━━━ GIVEN DATA

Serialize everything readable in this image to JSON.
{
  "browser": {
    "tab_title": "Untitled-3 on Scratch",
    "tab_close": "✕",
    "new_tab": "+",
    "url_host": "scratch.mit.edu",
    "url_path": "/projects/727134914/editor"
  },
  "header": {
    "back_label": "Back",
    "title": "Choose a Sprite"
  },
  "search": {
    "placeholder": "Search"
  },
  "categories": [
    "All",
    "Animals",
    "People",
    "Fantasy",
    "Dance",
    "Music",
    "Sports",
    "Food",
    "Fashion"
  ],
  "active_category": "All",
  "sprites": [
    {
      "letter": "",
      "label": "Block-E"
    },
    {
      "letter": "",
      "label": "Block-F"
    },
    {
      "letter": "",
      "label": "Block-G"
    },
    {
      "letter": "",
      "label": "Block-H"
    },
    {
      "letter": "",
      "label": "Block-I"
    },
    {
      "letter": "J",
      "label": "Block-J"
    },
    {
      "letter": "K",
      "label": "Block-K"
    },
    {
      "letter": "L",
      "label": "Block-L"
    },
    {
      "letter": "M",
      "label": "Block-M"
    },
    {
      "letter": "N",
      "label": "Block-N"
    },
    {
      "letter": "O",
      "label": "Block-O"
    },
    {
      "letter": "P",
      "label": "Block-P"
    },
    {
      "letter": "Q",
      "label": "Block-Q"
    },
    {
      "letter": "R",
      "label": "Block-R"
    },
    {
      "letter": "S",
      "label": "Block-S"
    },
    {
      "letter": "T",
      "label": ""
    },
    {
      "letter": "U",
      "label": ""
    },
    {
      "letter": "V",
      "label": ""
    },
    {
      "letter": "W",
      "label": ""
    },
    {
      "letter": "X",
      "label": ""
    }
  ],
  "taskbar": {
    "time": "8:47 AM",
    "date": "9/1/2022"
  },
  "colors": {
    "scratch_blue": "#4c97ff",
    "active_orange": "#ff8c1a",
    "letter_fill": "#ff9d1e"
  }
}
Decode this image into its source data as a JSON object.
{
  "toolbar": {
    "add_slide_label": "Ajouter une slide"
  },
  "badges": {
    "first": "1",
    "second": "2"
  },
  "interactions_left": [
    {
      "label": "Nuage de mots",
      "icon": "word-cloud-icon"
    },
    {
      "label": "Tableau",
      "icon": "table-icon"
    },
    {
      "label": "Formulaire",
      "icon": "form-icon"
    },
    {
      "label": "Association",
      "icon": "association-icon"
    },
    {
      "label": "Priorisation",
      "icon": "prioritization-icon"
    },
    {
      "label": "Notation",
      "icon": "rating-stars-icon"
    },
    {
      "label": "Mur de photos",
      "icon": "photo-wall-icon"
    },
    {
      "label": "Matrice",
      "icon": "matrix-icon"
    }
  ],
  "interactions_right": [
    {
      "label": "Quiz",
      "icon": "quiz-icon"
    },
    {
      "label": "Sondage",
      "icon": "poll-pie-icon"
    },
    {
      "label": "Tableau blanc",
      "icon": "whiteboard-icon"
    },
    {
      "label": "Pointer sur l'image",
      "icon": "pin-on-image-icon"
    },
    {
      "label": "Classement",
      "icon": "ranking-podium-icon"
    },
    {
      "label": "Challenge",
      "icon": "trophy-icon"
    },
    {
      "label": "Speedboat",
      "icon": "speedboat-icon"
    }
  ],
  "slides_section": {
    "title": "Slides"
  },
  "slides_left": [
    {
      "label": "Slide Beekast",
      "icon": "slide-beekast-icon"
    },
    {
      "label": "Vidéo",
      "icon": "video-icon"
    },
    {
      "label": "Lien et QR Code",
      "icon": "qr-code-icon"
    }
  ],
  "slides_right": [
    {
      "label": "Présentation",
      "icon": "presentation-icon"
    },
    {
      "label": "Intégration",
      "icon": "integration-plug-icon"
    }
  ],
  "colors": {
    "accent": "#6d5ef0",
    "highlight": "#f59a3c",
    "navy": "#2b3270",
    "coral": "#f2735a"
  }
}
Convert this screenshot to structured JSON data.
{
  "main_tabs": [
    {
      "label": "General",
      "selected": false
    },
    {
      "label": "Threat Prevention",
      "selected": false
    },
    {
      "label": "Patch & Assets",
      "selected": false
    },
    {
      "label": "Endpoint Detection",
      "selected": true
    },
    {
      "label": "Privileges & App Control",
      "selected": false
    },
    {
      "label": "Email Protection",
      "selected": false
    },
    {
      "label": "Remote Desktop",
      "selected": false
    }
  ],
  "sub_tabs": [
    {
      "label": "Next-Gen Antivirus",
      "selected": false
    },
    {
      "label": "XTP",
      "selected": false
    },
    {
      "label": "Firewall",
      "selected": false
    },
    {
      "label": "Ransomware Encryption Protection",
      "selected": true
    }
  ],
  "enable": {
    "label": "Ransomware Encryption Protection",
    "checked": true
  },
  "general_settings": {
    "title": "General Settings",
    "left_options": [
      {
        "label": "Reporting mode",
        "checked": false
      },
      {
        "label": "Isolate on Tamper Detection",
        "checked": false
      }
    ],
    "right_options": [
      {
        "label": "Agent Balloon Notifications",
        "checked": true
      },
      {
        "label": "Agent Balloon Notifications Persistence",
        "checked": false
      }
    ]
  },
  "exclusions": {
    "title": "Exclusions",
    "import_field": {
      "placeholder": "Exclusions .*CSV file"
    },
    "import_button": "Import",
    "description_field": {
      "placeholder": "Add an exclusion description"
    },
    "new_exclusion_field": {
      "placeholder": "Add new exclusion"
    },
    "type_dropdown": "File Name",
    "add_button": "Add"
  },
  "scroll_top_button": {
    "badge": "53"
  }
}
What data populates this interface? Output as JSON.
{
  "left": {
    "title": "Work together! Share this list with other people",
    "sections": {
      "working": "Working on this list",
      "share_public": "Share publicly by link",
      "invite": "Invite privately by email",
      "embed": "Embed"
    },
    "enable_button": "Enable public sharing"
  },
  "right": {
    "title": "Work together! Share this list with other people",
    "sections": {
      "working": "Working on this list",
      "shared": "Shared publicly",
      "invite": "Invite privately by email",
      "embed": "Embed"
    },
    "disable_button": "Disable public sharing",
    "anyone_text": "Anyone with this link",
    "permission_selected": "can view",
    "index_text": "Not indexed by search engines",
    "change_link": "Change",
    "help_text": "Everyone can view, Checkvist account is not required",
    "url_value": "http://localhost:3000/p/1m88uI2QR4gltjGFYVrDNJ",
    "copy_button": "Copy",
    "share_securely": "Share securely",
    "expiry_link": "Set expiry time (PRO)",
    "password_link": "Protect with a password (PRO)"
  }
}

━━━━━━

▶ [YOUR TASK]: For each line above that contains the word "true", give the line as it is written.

▶ [ANSWER SECTION]:
      "selected": true
      "selected": true
    "checked": true
        "checked": true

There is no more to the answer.